Extracted records —
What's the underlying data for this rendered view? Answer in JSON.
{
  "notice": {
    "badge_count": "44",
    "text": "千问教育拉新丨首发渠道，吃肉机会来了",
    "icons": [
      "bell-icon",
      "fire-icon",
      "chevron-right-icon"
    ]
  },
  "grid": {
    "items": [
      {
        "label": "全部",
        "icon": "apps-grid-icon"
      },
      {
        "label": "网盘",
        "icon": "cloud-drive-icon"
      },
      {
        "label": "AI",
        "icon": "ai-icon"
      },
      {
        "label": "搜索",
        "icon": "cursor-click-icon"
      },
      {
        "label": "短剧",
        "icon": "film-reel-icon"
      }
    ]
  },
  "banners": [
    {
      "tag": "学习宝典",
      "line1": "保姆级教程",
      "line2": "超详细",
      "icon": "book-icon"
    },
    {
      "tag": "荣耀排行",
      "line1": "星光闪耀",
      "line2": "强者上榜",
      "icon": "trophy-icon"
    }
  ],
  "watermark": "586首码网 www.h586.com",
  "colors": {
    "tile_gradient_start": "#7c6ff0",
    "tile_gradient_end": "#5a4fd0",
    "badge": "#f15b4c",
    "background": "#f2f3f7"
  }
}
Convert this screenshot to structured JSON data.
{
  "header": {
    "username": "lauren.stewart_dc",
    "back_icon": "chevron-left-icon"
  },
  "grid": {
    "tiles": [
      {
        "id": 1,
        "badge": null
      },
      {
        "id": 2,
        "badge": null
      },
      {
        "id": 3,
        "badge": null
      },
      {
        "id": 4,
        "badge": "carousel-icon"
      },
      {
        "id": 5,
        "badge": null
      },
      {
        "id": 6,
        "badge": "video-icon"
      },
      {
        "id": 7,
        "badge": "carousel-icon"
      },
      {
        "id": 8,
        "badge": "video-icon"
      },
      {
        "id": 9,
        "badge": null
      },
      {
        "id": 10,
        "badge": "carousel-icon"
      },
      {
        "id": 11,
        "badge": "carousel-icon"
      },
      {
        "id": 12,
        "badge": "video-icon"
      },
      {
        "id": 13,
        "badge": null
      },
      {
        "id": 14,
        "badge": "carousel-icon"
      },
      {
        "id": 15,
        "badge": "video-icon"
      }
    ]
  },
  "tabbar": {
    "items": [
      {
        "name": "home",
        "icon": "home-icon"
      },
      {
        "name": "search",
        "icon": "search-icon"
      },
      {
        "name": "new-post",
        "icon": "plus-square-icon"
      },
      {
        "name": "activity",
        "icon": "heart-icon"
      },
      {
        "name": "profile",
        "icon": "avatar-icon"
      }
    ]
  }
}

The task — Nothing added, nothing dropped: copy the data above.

Your response —
What's the underlying data for this rendered view? Answer in JSON.
{
  "notice": {
    "badge_count": "44",
    "text": "千问教育拉新丨首发渠道，吃肉机会来了",
    "icons": [
      "bell-icon",
      "fire-icon",
      "chevron-right-icon"
    ]
  },
  "grid": {
    "items": [
      {
        "label": "全部",
        "icon": "apps-grid-icon"
      },
      {
        "label": "网盘",
        "icon": "cloud-drive-icon"
      },
      {
        "label": "AI",
        "icon": "ai-icon"
      },
      {
        "label": "搜索",
        "icon": "cursor-click-icon"
      },
      {
        "label": "短剧",
        "icon": "film-reel-icon"
      }
    ]
  },
  "banners": [
    {
      "tag": "学习宝典",
      "line1": "保姆级教程",
      "line2": "超详细",
      "icon": "book-icon"
    },
    {
      "tag": "荣耀排行",
      "line1": "星光闪耀",
      "line2": "强者上榜",
      "icon": "trophy-icon"
    }
  ],
  "watermark": "586首码网 www.h586.com",
  "colors": {
    "tile_gradient_start": "#7c6ff0",
    "tile_gradient_end": "#5a4fd0",
    "badge": "#f15b4c",
    "background": "#f2f3f7"
  }
}
Convert this screenshot to structured JSON data.
{
  "header": {
    "username": "lauren.stewart_dc",
    "back_icon": "chevron-left-icon"
  },
  "grid": {
    "tiles": [
      {
        "id": 1,
        "badge": null
      },
      {
        "id": 2,
        "badge": null
      },
      {
        "id": 3,
        "badge": null
      },
      {
        "id": 4,
        "badge": "carousel-icon"
      },
      {
        "id": 5,
        "badge": null
      },
      {
        "id": 6,
        "badge": "video-icon"
      },
      {
        "id": 7,
        "badge": "carousel-icon"
      },
      {
        "id": 8,
        "badge": "video-icon"
      },
      {
        "id": 9,
        "badge": null
      },
      {
        "id": 10,
        "badge": "carousel-icon"
      },
      {
        "id": 11,
        "badge": "carousel-icon"
      },
      {
        "id": 12,
        "badge": "video-icon"
      },
      {
        "id": 13,
        "badge": null
      },
      {
        "id": 14,
        "badge": "carousel-icon"
      },
      {
        "id": 15,
        "badge": "video-icon"
      }
    ]
  },
  "tabbar": {
    "items": [
      {
        "name": "home",
        "icon": "home-icon"
      },
      {
        "name": "search",
        "icon": "search-icon"
      },
      {
        "name": "new-post",
        "icon": "plus-square-icon"
      },
      {
        "name": "activity",
        "icon": "heart-icon"
      },
      {
        "name": "profile",
        "icon": "avatar-icon"
      }
    ]
  }
}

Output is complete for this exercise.